“We are waiting for the payment of nearly 36 months of scholarship … Students are here without graduation or certificate of completion of their studies. This is due to the lack of payment of academic fees by our government … Many students were forced to leave school to do small jobs. “
Repression as a treatment for health problems
The report documents the authorities’ crackdown on all those who denounced the management and governance that worsened the situation of economic and social rights including those who did not comply with the COVID-19 restriction measures.
An example of unlawful killing resulting from excessive use of force documented in the report is the death, on 18 April 2020 in Djambala (northeast), of Wenceslas Samson Opfi who was allegedly killed by police and gendarmes who surprised him while driving a motorbike during the curfew.
His parent told Amnesty International that he was beaten with belts, truncheons, and rifle butts and then his dead body was taken to hospital, after one of the security forces members informed a relative to credit a road accident.
The student Brucelon Nelson Apanga, president of the Movement of Schoolboys and Students of Congo (MEEC in French), who called for the payment of scholarships, was subject to torture twice, during his detention in 2018 at the Directorate General of Territorial Surveillance (DGST) and upon his return from forced exile in Cameroon in 2020.
He told Amnesty International that he was brought sick in the street on 22 November 2020 after having been subject again to torture:
“… Two DGST agents in plain clothes arrested me in Yaoundé, handcuffed me, blindfolded me and put me in a car with tinted windows… When we arrived in Brazzaville, I was detained in a house. … On 22 October 2020, I was then taken to a cell at the DGST where I could not see the light of day. … I was again tortured, punched, and subjected to electricity shock. I could only eat a small piece of bread and drink a glass of water per day… “
Several activists and human rights defenders who have demanded that authorities respect the right to health have been victims of intimidation or arbitrary detention.
Journalist Rocil Claver Otouna, news anchor for state television’s Télé Congo, was suspended from duty by the government after a special programme he ran on the pandemic following President Denis Sassou Nguesso’s speech on 30 April 2020. He said he only questioned the Minister of Justice about the management of the pandemic.
Union freedoms and the right to strike have also been compromised on several occasions in recent years, in connection with the situation of the health system.
Congolese students abroad who have protested at the non-payment of their scholarships have been the target of reprisals.
One student told Amnesty International that the authorities had gone so far as to threaten the parents of his peers with prison or physical violence.
“My father and my mother have received phone calls. I also have received some from people I don’t know who threaten me with violence, death, or jail. … We’ve not had our scholarship paid for more than 24 months, but we are not saying anything because we know the consequences.”
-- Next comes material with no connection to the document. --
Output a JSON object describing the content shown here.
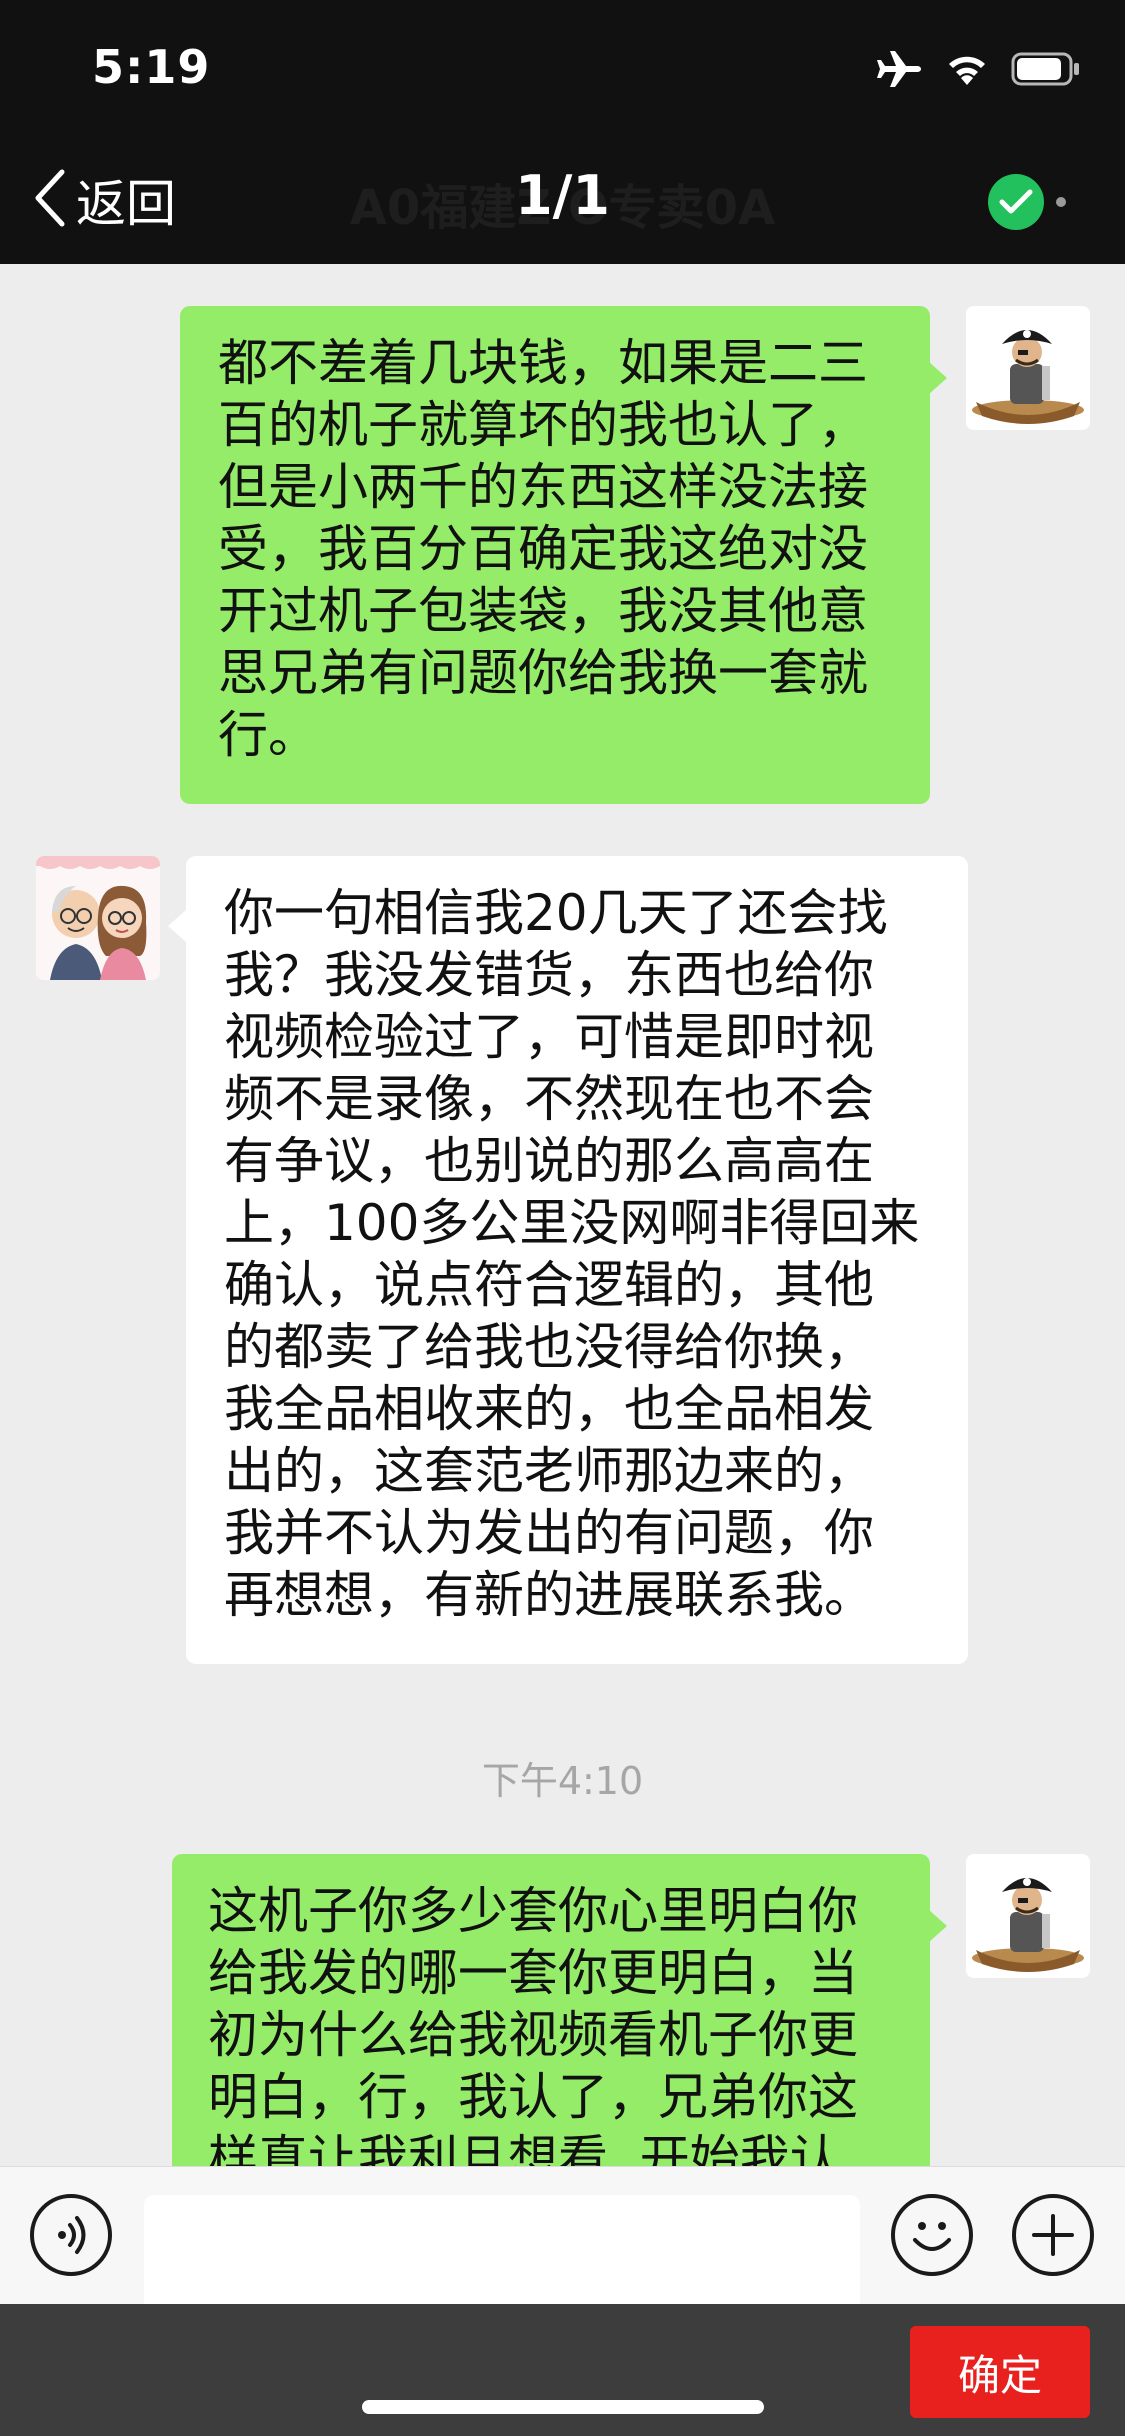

Amnesty International is calling on the Congolese authorities to end attacks on the right to freedom of expression and peaceful assembly, stop the arbitrary arrests and detention of those criticizing the government’s handling of the economic crisis and ensure adequate investment in health and other essential services.